AS Renovation The Role of VDR in the Regulation of the Vitamin D Radio

The Role of VDR in the Regulation of the Vitamin D Radio

VDR is a key transcription factor that regulates the vitamin D receptor (VDR) gene in response to at least one, 25-(OH)2D3 and retinoid X radio (RXR). Once bound to DNA, VDR treats vitamin D reactive elements (VDRE) in the target genes to manage their phrase. The co-activators and co-repressors that remove to these VDRE are not yet fully fully understood but include ATPase-containing nucleosomal remodeling proteins, chromatin histone changing enzymes, and the transcription element RNA polymerase II.

VDRE are present generally in most vitamin D-responsive genes, which include IL-2, osteocalcin, and alkaline phosphatase. The VDR is highly polyfunctional, and it is activity depends on the abundance and activity of several proteins that interact with that.

Transcriptional regulation belonging to the VDR gene includes the presence and activity of a range of enhancers, as well as induction of various epigenetic changes. During VDR expression, marketers are generally acetylated and ligand binding boosts.

Genetic modifications in VDR are found obviously in the human population and have been linked to disease risk.
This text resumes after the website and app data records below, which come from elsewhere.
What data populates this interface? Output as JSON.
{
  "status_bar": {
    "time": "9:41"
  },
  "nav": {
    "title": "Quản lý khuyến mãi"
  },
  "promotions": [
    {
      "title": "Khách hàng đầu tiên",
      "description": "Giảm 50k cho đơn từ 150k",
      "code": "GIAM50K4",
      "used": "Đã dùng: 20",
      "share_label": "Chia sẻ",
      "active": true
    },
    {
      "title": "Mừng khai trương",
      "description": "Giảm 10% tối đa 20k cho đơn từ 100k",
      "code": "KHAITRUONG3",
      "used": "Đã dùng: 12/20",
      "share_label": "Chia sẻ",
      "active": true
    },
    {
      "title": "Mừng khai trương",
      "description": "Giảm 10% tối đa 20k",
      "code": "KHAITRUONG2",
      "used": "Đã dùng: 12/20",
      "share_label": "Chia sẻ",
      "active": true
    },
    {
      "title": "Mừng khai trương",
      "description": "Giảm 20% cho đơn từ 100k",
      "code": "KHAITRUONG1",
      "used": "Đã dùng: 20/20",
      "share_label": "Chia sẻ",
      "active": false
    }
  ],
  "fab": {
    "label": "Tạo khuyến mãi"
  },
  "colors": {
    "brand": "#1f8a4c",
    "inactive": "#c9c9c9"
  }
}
For example , polymorphisms of the VDR b allele have been seen to be associated considering the development of diabetes and vertebral tuberculosis.

People may react less to pharmacologic dosage of 1, 25-(OH)2D3 than control subject areas. Affected patients have increased risks intended for autoimmune diseases, cancer, and autoimmunity-related disorders.

VDR has also been shown to effect the maturation and expansion of P cells. Simply by regulating T cell radio signaling, VDR-mediated PLC-g1 upregulation contributes to T cell priming. This process is very important with respect to naive Big t cells in order to produce the cytokine IL-2 and become turned on by antigen-induced T cell stimulation.